WORK TO BE COMPLETED: Each line below must be reproduced exactly as it stands. Pictures stay out of the copy.

>>>

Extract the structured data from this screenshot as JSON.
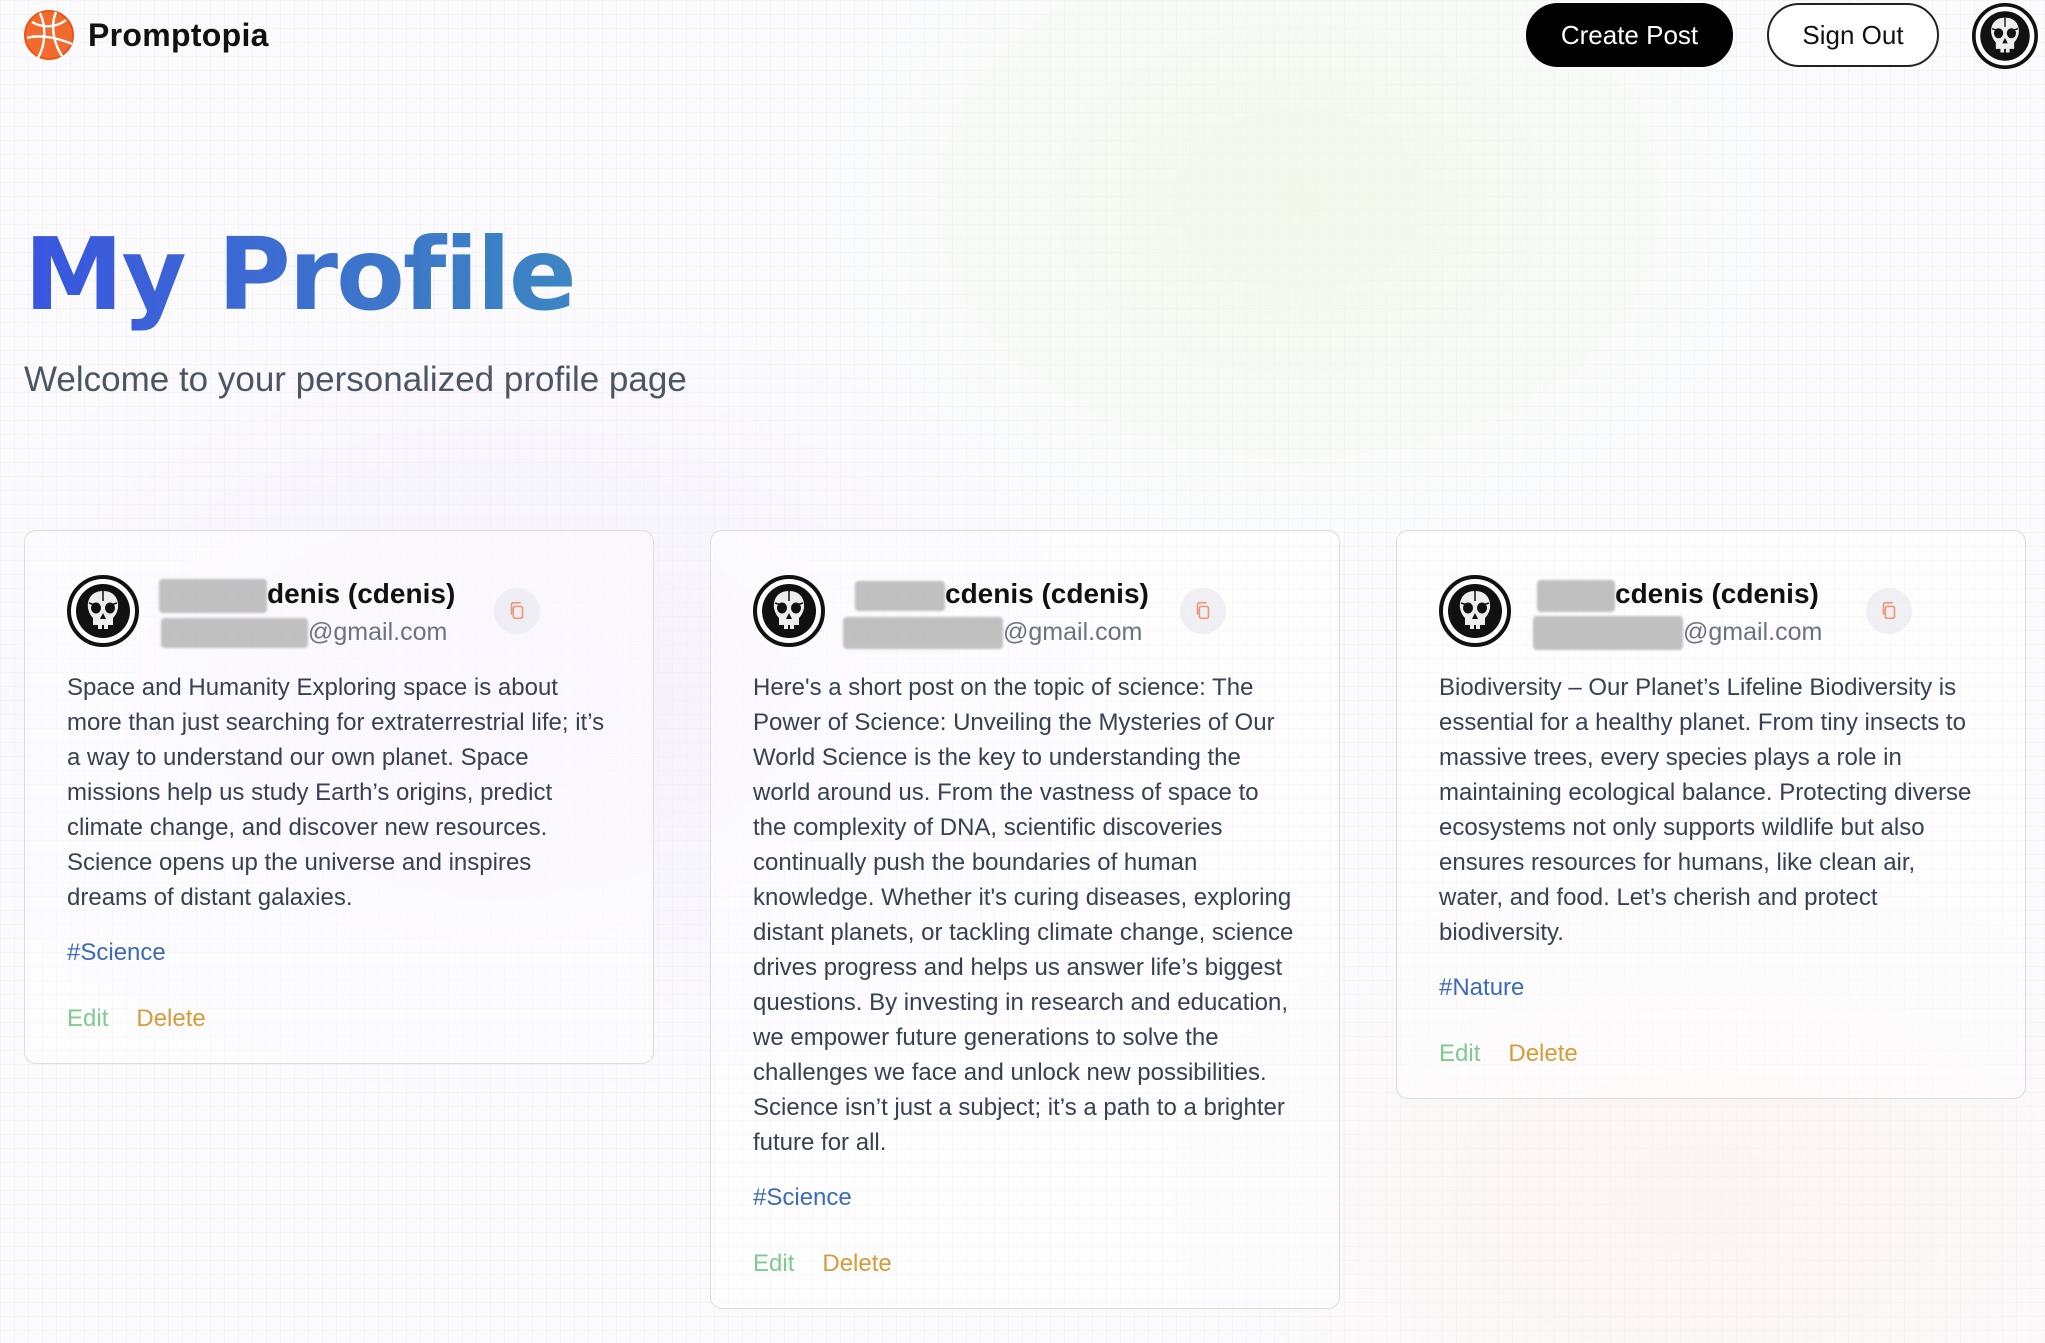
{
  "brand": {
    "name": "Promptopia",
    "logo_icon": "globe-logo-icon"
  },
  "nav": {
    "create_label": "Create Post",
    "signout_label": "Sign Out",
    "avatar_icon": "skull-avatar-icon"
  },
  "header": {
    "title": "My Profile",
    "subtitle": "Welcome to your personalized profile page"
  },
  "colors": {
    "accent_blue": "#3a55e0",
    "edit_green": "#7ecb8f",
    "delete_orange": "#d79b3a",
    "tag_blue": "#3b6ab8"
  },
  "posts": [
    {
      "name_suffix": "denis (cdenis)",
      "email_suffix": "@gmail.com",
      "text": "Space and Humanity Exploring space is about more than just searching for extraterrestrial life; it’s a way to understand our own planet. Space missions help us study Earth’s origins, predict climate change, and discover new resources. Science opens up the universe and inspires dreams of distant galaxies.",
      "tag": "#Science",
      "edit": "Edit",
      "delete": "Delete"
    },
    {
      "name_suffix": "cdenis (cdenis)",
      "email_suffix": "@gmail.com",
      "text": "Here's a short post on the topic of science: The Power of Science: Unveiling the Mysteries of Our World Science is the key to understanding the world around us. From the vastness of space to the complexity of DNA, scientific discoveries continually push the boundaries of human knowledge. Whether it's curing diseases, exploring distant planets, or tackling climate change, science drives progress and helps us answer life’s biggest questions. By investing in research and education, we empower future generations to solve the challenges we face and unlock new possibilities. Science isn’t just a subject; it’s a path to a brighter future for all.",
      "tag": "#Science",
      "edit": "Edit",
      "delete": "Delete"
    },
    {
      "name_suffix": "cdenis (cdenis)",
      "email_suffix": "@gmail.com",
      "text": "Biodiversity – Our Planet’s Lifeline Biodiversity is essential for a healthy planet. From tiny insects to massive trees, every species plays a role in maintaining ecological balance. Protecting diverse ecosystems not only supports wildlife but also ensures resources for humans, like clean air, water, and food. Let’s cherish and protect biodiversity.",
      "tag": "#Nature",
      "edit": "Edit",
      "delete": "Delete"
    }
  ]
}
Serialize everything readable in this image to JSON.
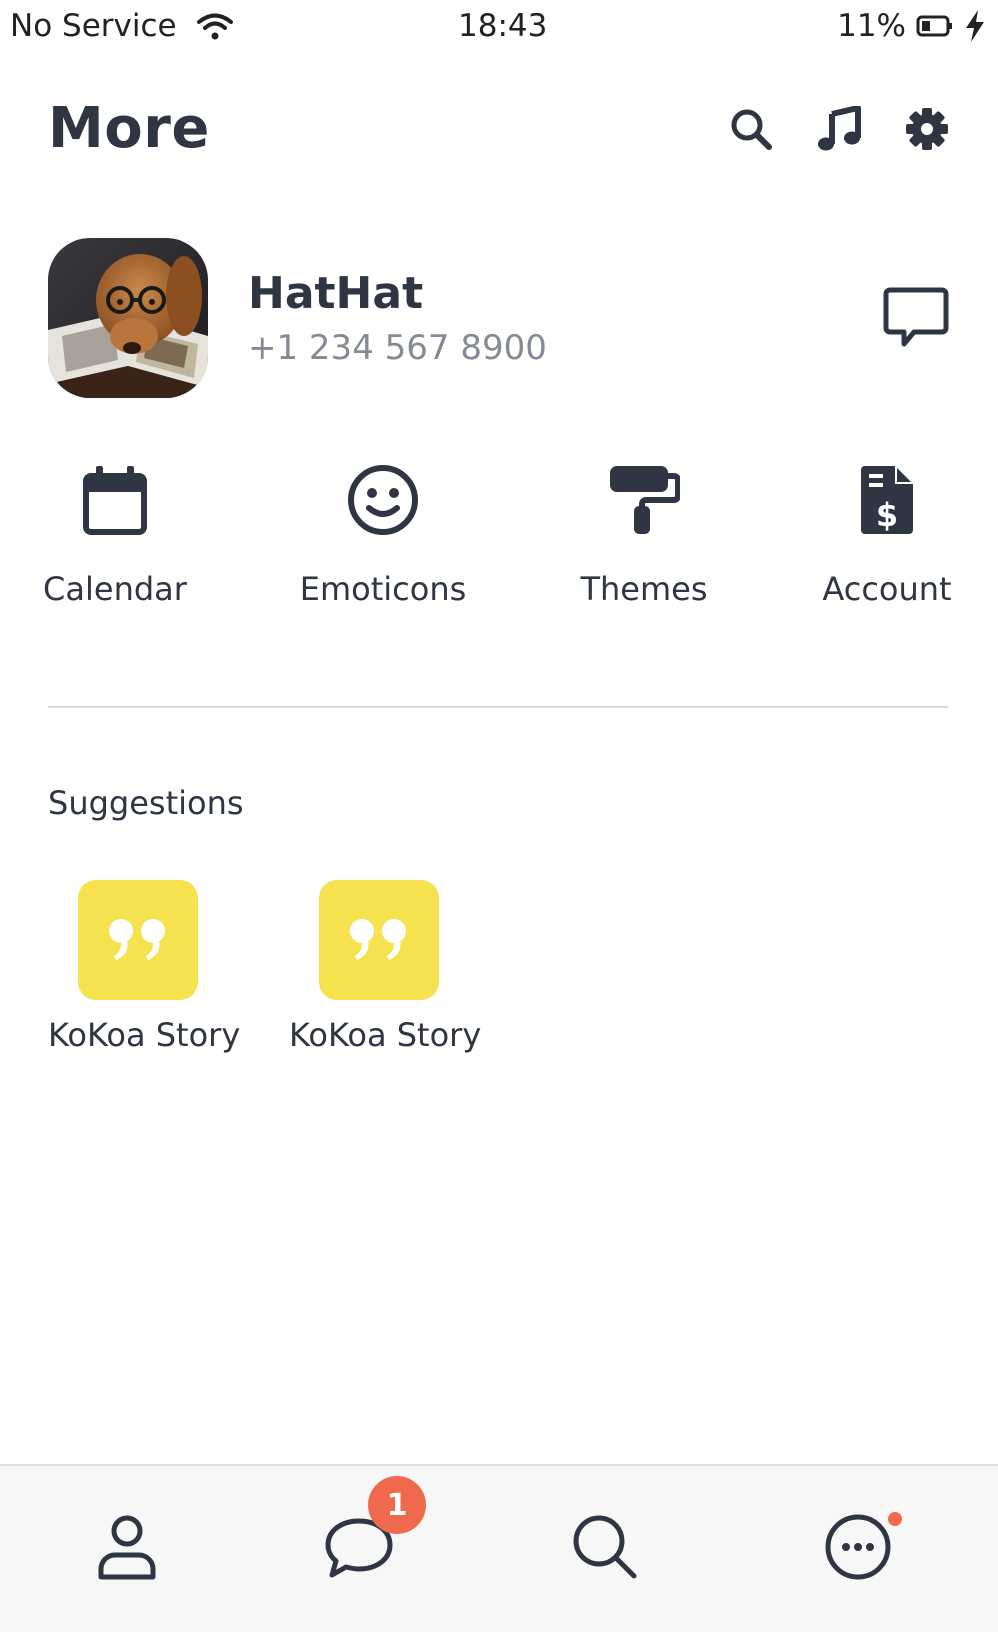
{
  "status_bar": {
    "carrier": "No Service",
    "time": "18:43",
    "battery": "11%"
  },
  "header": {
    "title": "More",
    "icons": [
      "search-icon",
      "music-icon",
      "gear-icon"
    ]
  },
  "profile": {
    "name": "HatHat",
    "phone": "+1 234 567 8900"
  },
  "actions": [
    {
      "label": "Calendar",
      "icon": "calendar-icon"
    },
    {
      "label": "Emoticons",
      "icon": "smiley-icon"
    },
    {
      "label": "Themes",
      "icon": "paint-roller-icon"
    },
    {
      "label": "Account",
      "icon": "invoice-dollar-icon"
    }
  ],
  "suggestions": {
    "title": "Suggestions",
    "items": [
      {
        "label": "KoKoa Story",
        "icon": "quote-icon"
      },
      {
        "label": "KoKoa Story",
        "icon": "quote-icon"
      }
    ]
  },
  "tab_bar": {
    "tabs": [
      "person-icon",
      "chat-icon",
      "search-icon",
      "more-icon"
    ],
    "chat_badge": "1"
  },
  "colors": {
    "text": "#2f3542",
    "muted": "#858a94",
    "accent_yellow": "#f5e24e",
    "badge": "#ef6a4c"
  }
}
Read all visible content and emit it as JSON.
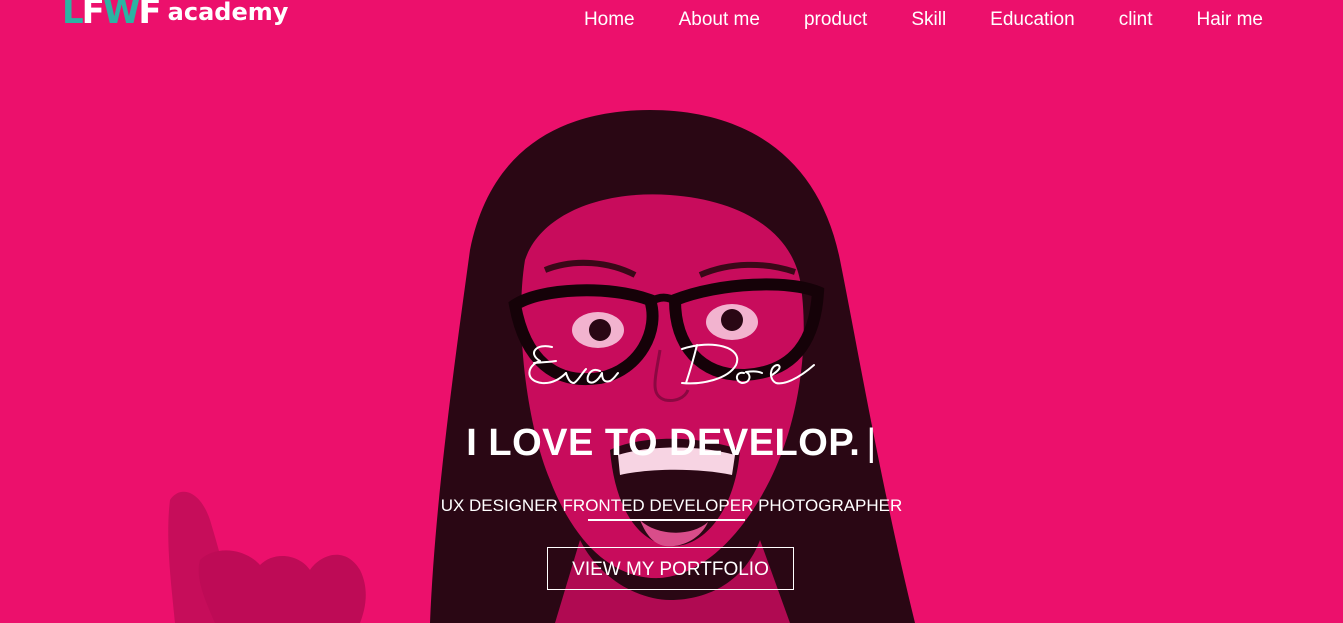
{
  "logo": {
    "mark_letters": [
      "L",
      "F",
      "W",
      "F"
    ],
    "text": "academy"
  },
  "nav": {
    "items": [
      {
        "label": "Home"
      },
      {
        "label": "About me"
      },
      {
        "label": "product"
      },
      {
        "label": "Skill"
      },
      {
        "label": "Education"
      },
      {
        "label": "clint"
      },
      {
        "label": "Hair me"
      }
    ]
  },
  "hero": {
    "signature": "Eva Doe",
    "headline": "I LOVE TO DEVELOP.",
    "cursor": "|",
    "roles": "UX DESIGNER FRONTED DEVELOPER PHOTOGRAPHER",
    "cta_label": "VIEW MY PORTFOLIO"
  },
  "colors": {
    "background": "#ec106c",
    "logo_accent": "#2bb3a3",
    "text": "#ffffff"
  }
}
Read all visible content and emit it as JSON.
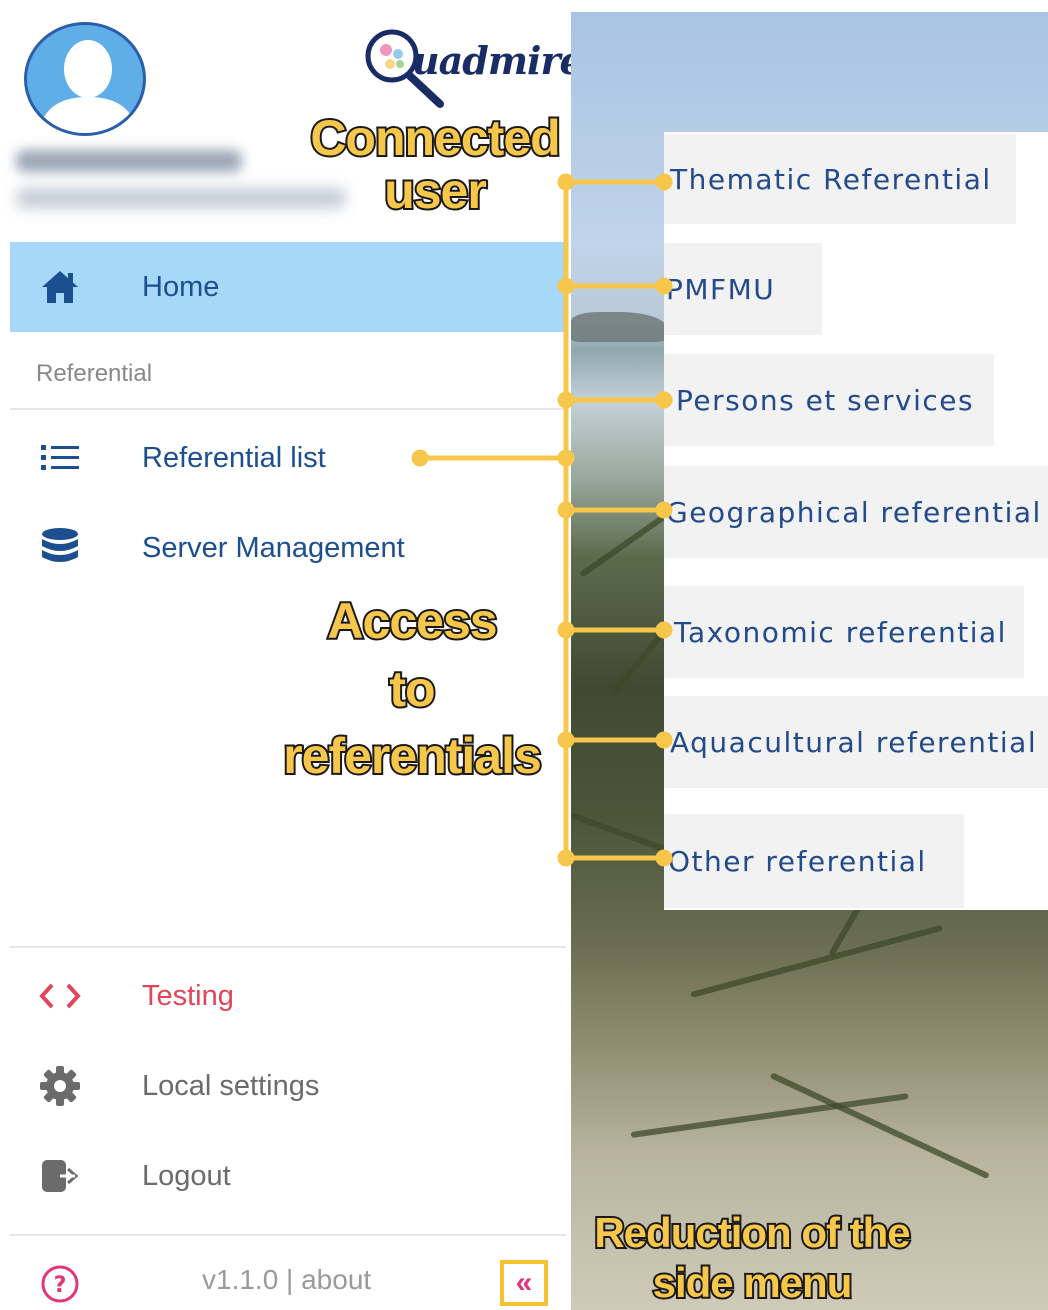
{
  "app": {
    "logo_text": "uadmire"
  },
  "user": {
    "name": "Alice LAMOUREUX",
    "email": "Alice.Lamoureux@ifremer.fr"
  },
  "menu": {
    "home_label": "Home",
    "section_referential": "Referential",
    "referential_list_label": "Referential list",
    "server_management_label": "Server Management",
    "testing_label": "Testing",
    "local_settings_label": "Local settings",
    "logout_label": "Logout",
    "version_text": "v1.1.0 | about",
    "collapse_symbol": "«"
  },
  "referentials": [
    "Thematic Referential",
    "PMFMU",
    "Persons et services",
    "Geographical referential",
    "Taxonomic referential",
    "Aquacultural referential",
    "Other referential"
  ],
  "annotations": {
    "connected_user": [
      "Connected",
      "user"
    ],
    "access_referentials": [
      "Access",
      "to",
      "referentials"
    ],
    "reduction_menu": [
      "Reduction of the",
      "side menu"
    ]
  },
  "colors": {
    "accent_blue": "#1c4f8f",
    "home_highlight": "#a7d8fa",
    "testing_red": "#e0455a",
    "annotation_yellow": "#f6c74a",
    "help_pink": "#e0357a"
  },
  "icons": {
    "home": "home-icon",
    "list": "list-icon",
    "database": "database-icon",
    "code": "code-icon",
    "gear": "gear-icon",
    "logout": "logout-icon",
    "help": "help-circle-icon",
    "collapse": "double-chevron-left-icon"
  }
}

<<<

RESPONSE BELOW:
Extract the structured data from this screenshot as JSON.
{
  "brand": {
    "name": "Promptopia",
    "logo_icon": "globe-logo-icon"
  },
  "nav": {
    "create_label": "Create Post",
    "signout_label": "Sign Out",
    "avatar_icon": "skull-avatar-icon"
  },
  "header": {
    "title": "My Profile",
    "subtitle": "Welcome to your personalized profile page"
  },
  "colors": {
    "accent_blue": "#3a55e0",
    "edit_green": "#7ecb8f",
    "delete_orange": "#d79b3a",
    "tag_blue": "#3b6ab8"
  },
  "posts": [
    {
      "name_suffix": "denis (cdenis)",
      "email_suffix": "@gmail.com",
      "text": "Space and Humanity Exploring space is about more than just searching for extraterrestrial life; it’s a way to understand our own planet. Space missions help us study Earth’s origins, predict climate change, and discover new resources. Science opens up the universe and inspires dreams of distant galaxies.",
      "tag": "#Science",
      "edit": "Edit",
      "delete": "Delete"
    },
    {
      "name_suffix": "cdenis (cdenis)",
      "email_suffix": "@gmail.com",
      "text": "Here's a short post on the topic of science: The Power of Science: Unveiling the Mysteries of Our World Science is the key to understanding the world around us. From the vastness of space to the complexity of DNA, scientific discoveries continually push the boundaries of human knowledge. Whether it's curing diseases, exploring distant planets, or tackling climate change, science drives progress and helps us answer life’s biggest questions. By investing in research and education, we empower future generations to solve the challenges we face and unlock new possibilities. Science isn’t just a subject; it’s a path to a brighter future for all.",
      "tag": "#Science",
      "edit": "Edit",
      "delete": "Delete"
    },
    {
      "name_suffix": "cdenis (cdenis)",
      "email_suffix": "@gmail.com",
      "text": "Biodiversity – Our Planet’s Lifeline Biodiversity is essential for a healthy planet. From tiny insects to massive trees, every species plays a role in maintaining ecological balance. Protecting diverse ecosystems not only supports wildlife but also ensures resources for humans, like clean air, water, and food. Let’s cherish and protect biodiversity.",
      "tag": "#Nature",
      "edit": "Edit",
      "delete": "Delete"
    }
  ]
}
Serialize everything readable in this image to JSON.
{
  "status_bar": {
    "carrier": "No Service",
    "time": "18:43",
    "battery": "11%"
  },
  "header": {
    "title": "More",
    "icons": [
      "search-icon",
      "music-icon",
      "gear-icon"
    ]
  },
  "profile": {
    "name": "HatHat",
    "phone": "+1 234 567 8900"
  },
  "actions": [
    {
      "label": "Calendar",
      "icon": "calendar-icon"
    },
    {
      "label": "Emoticons",
      "icon": "smiley-icon"
    },
    {
      "label": "Themes",
      "icon": "paint-roller-icon"
    },
    {
      "label": "Account",
      "icon": "invoice-dollar-icon"
    }
  ],
  "suggestions": {
    "title": "Suggestions",
    "items": [
      {
        "label": "KoKoa Story",
        "icon": "quote-icon"
      },
      {
        "label": "KoKoa Story",
        "icon": "quote-icon"
      }
    ]
  },
  "tab_bar": {
    "tabs": [
      "person-icon",
      "chat-icon",
      "search-icon",
      "more-icon"
    ],
    "chat_badge": "1"
  },
  "colors": {
    "text": "#2f3542",
    "muted": "#858a94",
    "accent_yellow": "#f5e24e",
    "badge": "#ef6a4c"
  }
}
Read all visible content and emit it as JSON.
{
  "logo": {
    "mark_letters": [
      "L",
      "F",
      "W",
      "F"
    ],
    "text": "academy"
  },
  "nav": {
    "items": [
      {
        "label": "Home"
      },
      {
        "label": "About me"
      },
      {
        "label": "product"
      },
      {
        "label": "Skill"
      },
      {
        "label": "Education"
      },
      {
        "label": "clint"
      },
      {
        "label": "Hair me"
      }
    ]
  },
  "hero": {
    "signature": "Eva Doe",
    "headline": "I LOVE TO DEVELOP.",
    "cursor": "|",
    "roles": "UX DESIGNER FRONTED DEVELOPER PHOTOGRAPHER",
    "cta_label": "VIEW MY PORTFOLIO"
  },
  "colors": {
    "background": "#ec106c",
    "logo_accent": "#2bb3a3",
    "text": "#ffffff"
  }
}
Read all visible content and emit it as JSON.
{
  "app": {
    "logo_text": "uadmire"
  },
  "user": {
    "name": "Alice LAMOUREUX",
    "email": "Alice.Lamoureux@ifremer.fr"
  },
  "menu": {
    "home_label": "Home",
    "section_referential": "Referential",
    "referential_list_label": "Referential list",
    "server_management_label": "Server Management",
    "testing_label": "Testing",
    "local_settings_label": "Local settings",
    "logout_label": "Logout",
    "version_text": "v1.1.0 | about",
    "collapse_symbol": "«"
  },
  "referentials": [
    "Thematic Referential",
    "PMFMU",
    "Persons et services",
    "Geographical referential",
    "Taxonomic referential",
    "Aquacultural referential",
    "Other referential"
  ],
  "annotations": {
    "connected_user": [
      "Connected",
      "user"
    ],
    "access_referentials": [
      "Access",
      "to",
      "referentials"
    ],
    "reduction_menu": [
      "Reduction of the",
      "side menu"
    ]
  },
  "colors": {
    "accent_blue": "#1c4f8f",
    "home_highlight": "#a7d8fa",
    "testing_red": "#e0455a",
    "annotation_yellow": "#f6c74a",
    "help_pink": "#e0357a"
  },
  "icons": {
    "home": "home-icon",
    "list": "list-icon",
    "database": "database-icon",
    "code": "code-icon",
    "gear": "gear-icon",
    "logout": "logout-icon",
    "help": "help-circle-icon",
    "collapse": "double-chevron-left-icon"
  }
}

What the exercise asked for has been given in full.